Victory in Darkness
The triumphant faith of Nicodemus and Joseph
, by Jessica Granger
After the death of Jesus, in itself a powerful display of the struggle between God and Satan, there’s a fascinating story. Jesus had been arrested, dragged from place to place for trial, tortured, finally crucified, and now hangs dead.
Matthew 26:56 says that during the arrest in the garden, the disciples fled the scene. Judas watched the trial until he realized his mistake and then tried to undo his act of betrayal. John left, but came back to see with the crowd. Peter was on the outskirts until he denied Jesus and went away with a broken heart. They were confused and discouraged.
After Jesus lay in the tomb, Luke 24:21 tells us his disciples were disappointed. They thought the Messiah had come to establish a free kingdom, but now He was dead. Mark 16:14 says the attitude of the disciples was unbelief and hardness of heart. John 20:9 tells us they didn’t remember the times He had told them that He would rise again. The twelve saw their dreams of justice and peace on earth squashed. They were feeling let down, perhaps bitter, and without a purpose anymore. Jesus’ death destroyed their hope. No doubt others felt similarly. But, intriguingly, there were a couple of exceptions.
"And after this Joseph of Arimathaea, being a disciple of Jesus, but secretly for fear of the Jews, besought Pilate that he might take away the body of Jesus: and Pilate gave him leave. He came therefore, and took the body of Jesus."
~ John 19:38“
There was a man named Joseph. He had heard, and most likely seen, Jesus, and he believed. But his faith was weak, and he didn’t want to stand up to the Jews. He believed in secret. Perhaps he had a reputation to lose, or family who would disown him. But now, after Jesus had been crucified and hangs dead, something changed.
Joseph finds the courage to personally ask Pilate for the body of Jesus. His faith and loyalty is no longer hidden. Jesus has been seen and talked about by thousands of people who will question what has happened to His body. Joseph will be named. But he goes right ahead.
In the next verse, we meet another bold character.
"And there came also Nicodemus, which at first came to Jesus by night, and brought a mixture of myrrh and aloes, about an hundred pound weight."
Nicodemus was a seeker; a spiritually learned man, but curious and open hearted. He had some questions for Jesus, and he had come to ask them at night. He too was afraid of being seen with Jesus. But now that Jesus is dead, Nicodemus comes out of the shadows.

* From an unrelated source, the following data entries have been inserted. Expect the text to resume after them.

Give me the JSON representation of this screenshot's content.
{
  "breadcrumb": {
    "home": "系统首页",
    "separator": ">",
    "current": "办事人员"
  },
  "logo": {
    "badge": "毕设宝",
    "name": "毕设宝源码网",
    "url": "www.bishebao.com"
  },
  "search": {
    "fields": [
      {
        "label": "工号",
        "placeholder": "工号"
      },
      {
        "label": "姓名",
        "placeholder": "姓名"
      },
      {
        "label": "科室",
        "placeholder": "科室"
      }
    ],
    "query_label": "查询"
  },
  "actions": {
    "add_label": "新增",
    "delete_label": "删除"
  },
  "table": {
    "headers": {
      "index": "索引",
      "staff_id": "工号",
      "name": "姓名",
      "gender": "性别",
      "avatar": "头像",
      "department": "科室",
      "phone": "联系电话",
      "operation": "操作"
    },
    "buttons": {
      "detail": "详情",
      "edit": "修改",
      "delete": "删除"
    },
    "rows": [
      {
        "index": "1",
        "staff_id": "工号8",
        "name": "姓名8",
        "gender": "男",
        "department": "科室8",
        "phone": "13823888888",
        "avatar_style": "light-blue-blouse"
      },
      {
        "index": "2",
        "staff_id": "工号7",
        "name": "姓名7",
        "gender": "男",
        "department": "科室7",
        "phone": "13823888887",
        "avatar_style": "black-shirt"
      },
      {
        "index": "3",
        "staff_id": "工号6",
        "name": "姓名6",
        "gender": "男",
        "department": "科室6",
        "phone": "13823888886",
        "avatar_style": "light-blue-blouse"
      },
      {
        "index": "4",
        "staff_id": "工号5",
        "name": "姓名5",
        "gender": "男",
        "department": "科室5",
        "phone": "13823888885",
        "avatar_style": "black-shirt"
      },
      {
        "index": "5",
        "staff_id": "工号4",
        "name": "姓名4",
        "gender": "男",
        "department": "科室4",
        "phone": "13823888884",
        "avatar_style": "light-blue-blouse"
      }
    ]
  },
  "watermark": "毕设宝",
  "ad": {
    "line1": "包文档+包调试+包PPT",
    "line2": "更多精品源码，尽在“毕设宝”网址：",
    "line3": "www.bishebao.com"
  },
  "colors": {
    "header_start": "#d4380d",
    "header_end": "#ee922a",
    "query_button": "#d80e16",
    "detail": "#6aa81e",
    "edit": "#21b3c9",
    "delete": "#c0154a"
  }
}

Together, he and Joseph prepare the body for burial, each giving up their personal reputation and their treasure. Joseph owns a tomb in the garden – this he prepares instead for Jesus. Nicodemus brings large quantities of costly spices to anoint Jesus with. These men spared nothing of what they could give for Jesus.
What a contrast we have here! Christ is dead in the grave. Satan is in triumph. If he can stop Jesus from rising, he has succeeded for all of time. The disciples are down, ready to give up and give in. The enemy could almost rejoice in his victory.
But right in his face are these two men: Joseph and Nicodemus. They have renewed faith, and they act with courage and assurance. They are confident Jesus was the Messiah.
The same thing that stifled the hopes of the disciples established them in the hearts of these men. In the darkest time in history, even though the crowds gave in to disbelief, God was still working. Quietly, in the hearts of a few who were willing, faith triumphed.
"...all things work together for good..."
In the moment when it seemed Satan had won, when Christ was dead in a tomb, when those who had professed all to Him had backslidden, God was able to ignite and solidify faith in the hearts of men. If God did that then, what can He do today?! The times might be troubled and uneasy – perhaps the worst we’ve seen. But our God is a redeemer, and He can bring good out of even awful circumstances in the world around us. May we be the Joseph and Nicodemus’ of today, and take courage in the sure hope and victory God is still providing.
"O death, where is thy sting? O grave, where is thy victory? …But thanks be to God, which giveth us the victory through our Lord Jesus Christ.
Therefore, my beloved brethren, be ye stedfast, unmoveable, always abounding in the work of the Lord, forasmuch as ye know that your labour is not in vain in the Lord."
~ 1 Corinthians 15:55, 57-58“